The throng of police at the UC Berkeley riot stayed mostly inside the Student Union. The police theory at the time was that intervention to prevent the violent protest would foment more violence by black bloc demonstrators and perhaps other elements on the scene.
Police were well aware that a supporter of Yiannopoulos had shot and gravely injured a radical protester at a previous Yiannopoulos event on the campus of the University of Washington in Seattle.
The plan by police to let the demonstration run out of steam was a failure.
“They were going to allow it to happen until they determined that it was too dangerous for it to actually happen,” the black bloc member who spoke to the LA Times said. “So what other choice did we have?”
Right-Wing Speaker At Berkeley Canceled After Protests
The Daily Californian, the main student newspaper at Cal Berkeley, published an op-ed inviting students to show up to protest Yiannopoulos one day before the event and the resulting violent demonstrators on campus.

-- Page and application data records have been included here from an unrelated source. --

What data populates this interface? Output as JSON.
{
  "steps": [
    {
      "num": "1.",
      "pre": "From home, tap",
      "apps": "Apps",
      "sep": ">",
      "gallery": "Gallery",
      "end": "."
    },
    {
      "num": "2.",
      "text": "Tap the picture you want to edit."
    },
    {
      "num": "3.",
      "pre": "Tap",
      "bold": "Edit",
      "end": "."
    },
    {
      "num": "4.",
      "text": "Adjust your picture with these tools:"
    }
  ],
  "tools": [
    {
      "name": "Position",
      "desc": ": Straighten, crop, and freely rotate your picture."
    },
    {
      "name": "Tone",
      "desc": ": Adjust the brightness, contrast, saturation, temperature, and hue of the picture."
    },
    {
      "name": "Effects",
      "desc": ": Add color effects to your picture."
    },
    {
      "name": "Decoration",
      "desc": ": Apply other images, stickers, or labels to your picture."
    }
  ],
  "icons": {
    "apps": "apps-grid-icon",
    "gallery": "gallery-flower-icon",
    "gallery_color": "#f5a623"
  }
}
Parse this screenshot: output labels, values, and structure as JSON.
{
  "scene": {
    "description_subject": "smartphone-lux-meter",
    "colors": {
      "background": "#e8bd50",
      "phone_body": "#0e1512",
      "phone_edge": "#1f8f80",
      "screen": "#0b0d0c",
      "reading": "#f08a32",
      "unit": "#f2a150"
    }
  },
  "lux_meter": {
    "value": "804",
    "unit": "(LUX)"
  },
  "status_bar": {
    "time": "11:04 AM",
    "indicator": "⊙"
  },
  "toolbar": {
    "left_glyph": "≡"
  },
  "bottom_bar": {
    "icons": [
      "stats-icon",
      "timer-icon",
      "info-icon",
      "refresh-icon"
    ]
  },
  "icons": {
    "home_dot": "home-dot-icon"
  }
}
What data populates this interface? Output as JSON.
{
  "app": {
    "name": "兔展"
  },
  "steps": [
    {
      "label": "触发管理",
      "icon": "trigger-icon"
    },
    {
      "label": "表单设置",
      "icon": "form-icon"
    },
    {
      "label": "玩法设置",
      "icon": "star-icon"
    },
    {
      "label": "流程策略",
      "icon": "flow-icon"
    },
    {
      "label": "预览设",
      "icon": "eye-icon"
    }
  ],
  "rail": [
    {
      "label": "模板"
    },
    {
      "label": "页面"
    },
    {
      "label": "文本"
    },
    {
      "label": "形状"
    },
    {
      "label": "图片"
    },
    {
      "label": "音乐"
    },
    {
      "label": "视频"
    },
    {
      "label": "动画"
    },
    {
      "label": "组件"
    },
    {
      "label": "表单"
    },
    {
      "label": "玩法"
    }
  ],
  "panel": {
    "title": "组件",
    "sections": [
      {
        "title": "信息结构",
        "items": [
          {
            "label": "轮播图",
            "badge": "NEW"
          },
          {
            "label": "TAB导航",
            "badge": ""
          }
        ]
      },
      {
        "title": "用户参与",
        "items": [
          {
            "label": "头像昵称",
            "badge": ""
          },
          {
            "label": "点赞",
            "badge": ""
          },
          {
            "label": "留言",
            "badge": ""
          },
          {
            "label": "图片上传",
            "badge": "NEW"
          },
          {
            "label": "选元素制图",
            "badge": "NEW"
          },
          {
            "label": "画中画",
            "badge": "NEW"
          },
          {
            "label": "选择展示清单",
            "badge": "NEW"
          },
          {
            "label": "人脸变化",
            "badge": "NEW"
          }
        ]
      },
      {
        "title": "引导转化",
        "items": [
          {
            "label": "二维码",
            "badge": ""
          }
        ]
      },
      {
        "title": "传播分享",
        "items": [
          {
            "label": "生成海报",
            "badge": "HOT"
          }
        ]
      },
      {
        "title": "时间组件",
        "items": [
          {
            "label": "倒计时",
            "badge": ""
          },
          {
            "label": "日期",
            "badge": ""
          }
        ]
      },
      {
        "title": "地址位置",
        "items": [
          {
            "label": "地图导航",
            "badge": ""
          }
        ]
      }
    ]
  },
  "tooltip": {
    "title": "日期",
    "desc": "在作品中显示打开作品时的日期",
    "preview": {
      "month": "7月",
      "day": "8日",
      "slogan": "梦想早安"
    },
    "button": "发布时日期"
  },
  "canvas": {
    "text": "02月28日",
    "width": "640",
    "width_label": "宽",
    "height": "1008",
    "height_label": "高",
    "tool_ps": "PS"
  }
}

After the riot, The Daily Californian published a series of columns that praised the riot that shut down Yiannopoulos. Headlined as “Violence as Self-Defense,” the series was intended to give a voice to those who thought the multiple assaults and serious property damage committed in the name of cancelling Milo were 100 percent right. A few of the violence-supporting essayists admitted to participating in the riots and refuted claims they were staged by right-wingers.